Task item: Type each record below again, with the same words.

##########

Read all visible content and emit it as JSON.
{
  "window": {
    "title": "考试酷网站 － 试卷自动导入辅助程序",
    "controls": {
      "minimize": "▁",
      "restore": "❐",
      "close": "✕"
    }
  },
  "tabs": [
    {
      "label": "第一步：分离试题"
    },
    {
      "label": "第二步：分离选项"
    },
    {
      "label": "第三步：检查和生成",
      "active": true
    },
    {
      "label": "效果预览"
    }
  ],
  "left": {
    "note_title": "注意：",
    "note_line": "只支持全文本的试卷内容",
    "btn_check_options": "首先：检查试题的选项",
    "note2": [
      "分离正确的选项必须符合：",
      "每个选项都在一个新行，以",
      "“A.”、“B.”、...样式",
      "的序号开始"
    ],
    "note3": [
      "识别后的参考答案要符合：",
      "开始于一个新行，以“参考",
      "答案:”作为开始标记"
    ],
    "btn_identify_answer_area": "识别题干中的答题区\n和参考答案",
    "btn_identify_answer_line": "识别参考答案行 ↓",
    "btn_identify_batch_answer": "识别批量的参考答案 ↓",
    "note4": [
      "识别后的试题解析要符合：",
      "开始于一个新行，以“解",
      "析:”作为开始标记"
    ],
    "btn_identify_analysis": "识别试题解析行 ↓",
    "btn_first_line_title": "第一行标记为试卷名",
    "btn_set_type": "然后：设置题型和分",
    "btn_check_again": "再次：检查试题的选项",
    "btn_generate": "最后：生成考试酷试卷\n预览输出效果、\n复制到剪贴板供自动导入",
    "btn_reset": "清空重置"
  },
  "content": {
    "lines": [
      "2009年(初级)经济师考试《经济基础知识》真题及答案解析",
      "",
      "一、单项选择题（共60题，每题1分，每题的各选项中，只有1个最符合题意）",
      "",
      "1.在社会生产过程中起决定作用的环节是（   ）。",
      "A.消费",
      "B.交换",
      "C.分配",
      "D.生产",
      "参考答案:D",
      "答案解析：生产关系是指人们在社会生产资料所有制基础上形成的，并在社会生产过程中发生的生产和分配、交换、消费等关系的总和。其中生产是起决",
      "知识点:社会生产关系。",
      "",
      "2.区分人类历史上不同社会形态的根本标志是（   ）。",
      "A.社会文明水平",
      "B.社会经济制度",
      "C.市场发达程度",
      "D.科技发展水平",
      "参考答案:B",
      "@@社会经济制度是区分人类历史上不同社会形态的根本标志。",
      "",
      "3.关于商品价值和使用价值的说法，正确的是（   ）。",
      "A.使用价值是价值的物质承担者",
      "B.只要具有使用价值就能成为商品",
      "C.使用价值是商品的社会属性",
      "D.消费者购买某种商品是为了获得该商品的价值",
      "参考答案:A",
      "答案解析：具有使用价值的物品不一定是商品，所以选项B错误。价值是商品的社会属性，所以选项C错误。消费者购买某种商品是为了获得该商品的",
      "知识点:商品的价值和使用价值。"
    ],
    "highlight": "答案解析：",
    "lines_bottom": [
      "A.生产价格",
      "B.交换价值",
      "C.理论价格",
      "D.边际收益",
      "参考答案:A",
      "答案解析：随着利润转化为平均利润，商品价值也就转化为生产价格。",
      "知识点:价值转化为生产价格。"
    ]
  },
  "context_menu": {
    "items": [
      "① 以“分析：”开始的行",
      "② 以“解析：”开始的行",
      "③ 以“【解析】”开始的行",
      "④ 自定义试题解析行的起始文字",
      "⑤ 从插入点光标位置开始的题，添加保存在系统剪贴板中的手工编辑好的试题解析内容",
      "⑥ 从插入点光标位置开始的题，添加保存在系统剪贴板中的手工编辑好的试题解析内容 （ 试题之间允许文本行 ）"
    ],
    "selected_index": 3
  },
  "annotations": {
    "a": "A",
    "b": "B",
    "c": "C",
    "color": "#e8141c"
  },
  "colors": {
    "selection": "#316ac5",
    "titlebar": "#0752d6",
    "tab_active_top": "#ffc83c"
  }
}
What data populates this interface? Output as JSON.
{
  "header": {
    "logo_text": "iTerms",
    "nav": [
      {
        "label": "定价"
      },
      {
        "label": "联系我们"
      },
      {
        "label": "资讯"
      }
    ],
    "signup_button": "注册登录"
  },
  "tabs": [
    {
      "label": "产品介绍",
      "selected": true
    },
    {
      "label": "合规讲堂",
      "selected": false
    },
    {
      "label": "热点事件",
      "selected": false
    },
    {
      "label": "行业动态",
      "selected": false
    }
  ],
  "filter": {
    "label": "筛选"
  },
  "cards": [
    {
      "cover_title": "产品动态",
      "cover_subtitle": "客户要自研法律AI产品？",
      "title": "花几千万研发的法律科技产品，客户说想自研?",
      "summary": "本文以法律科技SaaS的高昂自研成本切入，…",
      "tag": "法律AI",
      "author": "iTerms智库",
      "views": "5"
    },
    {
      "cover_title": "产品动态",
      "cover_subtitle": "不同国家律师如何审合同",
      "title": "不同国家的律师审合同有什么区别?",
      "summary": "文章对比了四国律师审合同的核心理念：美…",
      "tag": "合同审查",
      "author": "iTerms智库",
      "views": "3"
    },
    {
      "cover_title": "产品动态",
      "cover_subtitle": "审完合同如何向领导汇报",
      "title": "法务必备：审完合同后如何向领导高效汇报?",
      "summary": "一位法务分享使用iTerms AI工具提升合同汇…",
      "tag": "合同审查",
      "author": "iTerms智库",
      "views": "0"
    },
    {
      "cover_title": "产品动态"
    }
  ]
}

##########

Response to the task:
Read all visible content and emit it as JSON.
{
  "window": {
    "title": "考试酷网站 － 试卷自动导入辅助程序",
    "controls": {
      "minimize": "▁",
      "restore": "❐",
      "close": "✕"
    }
  },
  "tabs": [
    {
      "label": "第一步：分离试题"
    },
    {
      "label": "第二步：分离选项"
    },
    {
      "label": "第三步：检查和生成",
      "active": true
    },
    {
      "label": "效果预览"
    }
  ],
  "left": {
    "note_title": "注意：",
    "note_line": "只支持全文本的试卷内容",
    "btn_check_options": "首先：检查试题的选项",
    "note2": [
      "分离正确的选项必须符合：",
      "每个选项都在一个新行，以",
      "“A.”、“B.”、...样式",
      "的序号开始"
    ],
    "note3": [
      "识别后的参考答案要符合：",
      "开始于一个新行，以“参考",
      "答案:”作为开始标记"
    ],
    "btn_identify_answer_area": "识别题干中的答题区\n和参考答案",
    "btn_identify_answer_line": "识别参考答案行 ↓",
    "btn_identify_batch_answer": "识别批量的参考答案 ↓",
    "note4": [
      "识别后的试题解析要符合：",
      "开始于一个新行，以“解",
      "析:”作为开始标记"
    ],
    "btn_identify_analysis": "识别试题解析行 ↓",
    "btn_first_line_title": "第一行标记为试卷名",
    "btn_set_type": "然后：设置题型和分",
    "btn_check_again": "再次：检查试题的选项",
    "btn_generate": "最后：生成考试酷试卷\n预览输出效果、\n复制到剪贴板供自动导入",
    "btn_reset": "清空重置"
  },
  "content": {
    "lines": [
      "2009年(初级)经济师考试《经济基础知识》真题及答案解析",
      "",
      "一、单项选择题（共60题，每题1分，每题的各选项中，只有1个最符合题意）",
      "",
      "1.在社会生产过程中起决定作用的环节是（   ）。",
      "A.消费",
      "B.交换",
      "C.分配",
      "D.生产",
      "参考答案:D",
      "答案解析：生产关系是指人们在社会生产资料所有制基础上形成的，并在社会生产过程中发生的生产和分配、交换、消费等关系的总和。其中生产是起决",
      "知识点:社会生产关系。",
      "",
      "2.区分人类历史上不同社会形态的根本标志是（   ）。",
      "A.社会文明水平",
      "B.社会经济制度",
      "C.市场发达程度",
      "D.科技发展水平",
      "参考答案:B",
      "@@社会经济制度是区分人类历史上不同社会形态的根本标志。",
      "",
      "3.关于商品价值和使用价值的说法，正确的是（   ）。",
      "A.使用价值是价值的物质承担者",
      "B.只要具有使用价值就能成为商品",
      "C.使用价值是商品的社会属性",
      "D.消费者购买某种商品是为了获得该商品的价值",
      "参考答案:A",
      "答案解析：具有使用价值的物品不一定是商品，所以选项B错误。价值是商品的社会属性，所以选项C错误。消费者购买某种商品是为了获得该商品的",
      "知识点:商品的价值和使用价值。"
    ],
    "highlight": "答案解析：",
    "lines_bottom": [
      "A.生产价格",
      "B.交换价值",
      "C.理论价格",
      "D.边际收益",
      "参考答案:A",
      "答案解析：随着利润转化为平均利润，商品价值也就转化为生产价格。",
      "知识点:价值转化为生产价格。"
    ]
  },
  "context_menu": {
    "items": [
      "① 以“分析：”开始的行",
      "② 以“解析：”开始的行",
      "③ 以“【解析】”开始的行",
      "④ 自定义试题解析行的起始文字",
      "⑤ 从插入点光标位置开始的题，添加保存在系统剪贴板中的手工编辑好的试题解析内容",
      "⑥ 从插入点光标位置开始的题，添加保存在系统剪贴板中的手工编辑好的试题解析内容 （ 试题之间允许文本行 ）"
    ],
    "selected_index": 3
  },
  "annotations": {
    "a": "A",
    "b": "B",
    "c": "C",
    "color": "#e8141c"
  },
  "colors": {
    "selection": "#316ac5",
    "titlebar": "#0752d6",
    "tab_active_top": "#ffc83c"
  }
}
What data populates this interface? Output as JSON.
{
  "header": {
    "logo_text": "iTerms",
    "nav": [
      {
        "label": "定价"
      },
      {
        "label": "联系我们"
      },
      {
        "label": "资讯"
      }
    ],
    "signup_button": "注册登录"
  },
  "tabs": [
    {
      "label": "产品介绍",
      "selected": true
    },
    {
      "label": "合规讲堂",
      "selected": false
    },
    {
      "label": "热点事件",
      "selected": false
    },
    {
      "label": "行业动态",
      "selected": false
    }
  ],
  "filter": {
    "label": "筛选"
  },
  "cards": [
    {
      "cover_title": "产品动态",
      "cover_subtitle": "客户要自研法律AI产品？",
      "title": "花几千万研发的法律科技产品，客户说想自研?",
      "summary": "本文以法律科技SaaS的高昂自研成本切入，…",
      "tag": "法律AI",
      "author": "iTerms智库",
      "views": "5"
    },
    {
      "cover_title": "产品动态",
      "cover_subtitle": "不同国家律师如何审合同",
      "title": "不同国家的律师审合同有什么区别?",
      "summary": "文章对比了四国律师审合同的核心理念：美…",
      "tag": "合同审查",
      "author": "iTerms智库",
      "views": "3"
    },
    {
      "cover_title": "产品动态",
      "cover_subtitle": "审完合同如何向领导汇报",
      "title": "法务必备：审完合同后如何向领导高效汇报?",
      "summary": "一位法务分享使用iTerms AI工具提升合同汇…",
      "tag": "合同审查",
      "author": "iTerms智库",
      "views": "0"
    },
    {
      "cover_title": "产品动态"
    }
  ]
}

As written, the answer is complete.